• _Exercise requirements_:
Search the material below for the string "Logs" and copy each line where it appears.

──────

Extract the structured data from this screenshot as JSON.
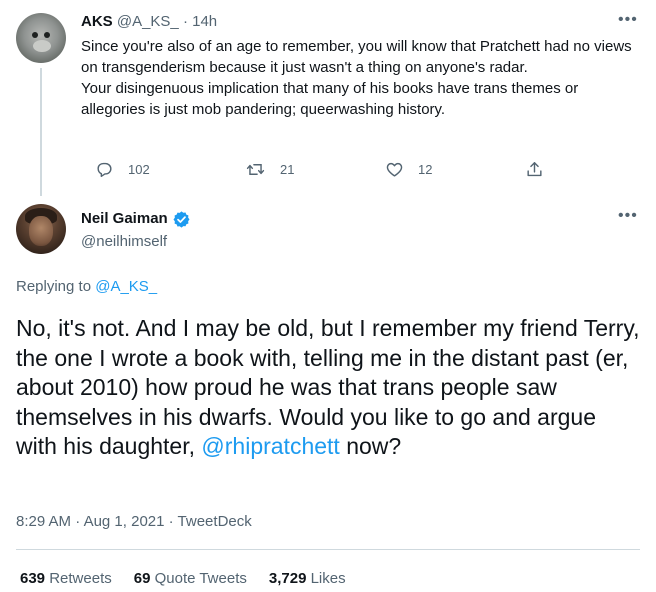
{
  "reply_tweet": {
    "author_name": "AKS",
    "author_handle": "@A_KS_",
    "separator": "·",
    "time_ago": "14h",
    "text_paragraph_1": "Since you're also of an age to remember, you will know that Pratchett had no views on transgenderism because it just wasn't a thing on anyone's radar.",
    "text_paragraph_2": "Your disingenuous implication that many of his books have trans themes or allegories is just mob pandering; queerwashing history.",
    "reply_count": "102",
    "retweet_count": "21",
    "like_count": "12",
    "icons": {
      "more": "more-horizontal-icon",
      "reply": "reply-icon",
      "retweet": "retweet-icon",
      "like": "heart-icon",
      "share": "share-icon"
    }
  },
  "main_tweet": {
    "author_name": "Neil Gaiman",
    "author_handle": "@neilhimself",
    "verified_icon": "verified-badge-icon",
    "verified_color": "#1d9bf0",
    "replying_prefix": "Replying to",
    "replying_to": "@A_KS_",
    "text_main": "No, it's not. And I may be old, but I remember my friend Terry, the one I wrote a book with, telling me in the distant past (er, about 2010) how proud he was that trans people saw themselves in his dwarfs. Would you like to go and argue with his daughter,",
    "mention": "@rhipratchett",
    "text_end": "now?",
    "time": "8:29 AM",
    "date": "Aug 1, 2021",
    "source": "TweetDeck",
    "separator": "·",
    "stats": {
      "retweets_count": "639",
      "retweets_label": "Retweets",
      "quote_count": "69",
      "quote_label": "Quote Tweets",
      "likes_count": "3,729",
      "likes_label": "Likes"
    }
  },
  "colors": {
    "text_primary": "#0f1419",
    "text_secondary": "#536471",
    "link": "#1d9bf0",
    "divider": "#cfd9de"
  }
}
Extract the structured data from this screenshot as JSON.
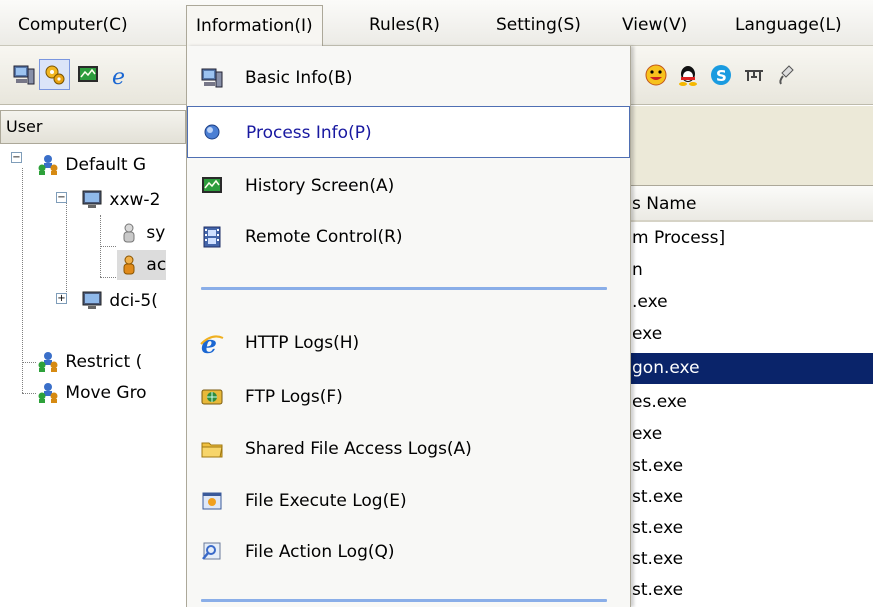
{
  "menubar": {
    "items": [
      {
        "label": "Computer(C)"
      },
      {
        "label": "Information(I)"
      },
      {
        "label": "Rules(R)"
      },
      {
        "label": "Setting(S)"
      },
      {
        "label": "View(V)"
      },
      {
        "label": "Language(L)"
      }
    ]
  },
  "left_panel": {
    "header": "User",
    "tree": [
      {
        "label": "Default G"
      },
      {
        "label": "xxw-2"
      },
      {
        "label": "sy"
      },
      {
        "label": "ac"
      },
      {
        "label": "dci-5("
      },
      {
        "label": "Restrict ("
      },
      {
        "label": "Move Gro"
      }
    ]
  },
  "right_panel": {
    "column_header": "s Name",
    "rows": [
      {
        "name": "m Process]"
      },
      {
        "name": "n"
      },
      {
        "name": ".exe"
      },
      {
        "name": "exe"
      },
      {
        "name": "gon.exe",
        "selected": true
      },
      {
        "name": "es.exe"
      },
      {
        "name": "exe"
      },
      {
        "name": "st.exe"
      },
      {
        "name": "st.exe"
      },
      {
        "name": "st.exe"
      },
      {
        "name": "st.exe"
      },
      {
        "name": "st.exe"
      }
    ]
  },
  "dropdown": {
    "items": [
      {
        "label": "Basic Info(B)",
        "icon": "computer-icon"
      },
      {
        "label": "Process Info(P)",
        "icon": "process-icon",
        "highlighted": true
      },
      {
        "label": "History Screen(A)",
        "icon": "history-screen-icon"
      },
      {
        "label": "Remote Control(R)",
        "icon": "film-icon"
      },
      {
        "label": "HTTP Logs(H)",
        "icon": "ie-icon"
      },
      {
        "label": "FTP Logs(F)",
        "icon": "ftp-icon"
      },
      {
        "label": "Shared File Access Logs(A)",
        "icon": "shared-folder-icon"
      },
      {
        "label": "File Execute Log(E)",
        "icon": "file-execute-icon"
      },
      {
        "label": "File Action Log(Q)",
        "icon": "file-action-icon"
      }
    ]
  },
  "colors": {
    "selection": "#0a246a",
    "menu_highlight_text": "#1818a0",
    "separator": "#8aaee8"
  }
}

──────

• _Output for this task_:
        "label": "HTTP Logs(H)",
        "label": "FTP Logs(F)",
        "label": "Shared File Access Logs(A)",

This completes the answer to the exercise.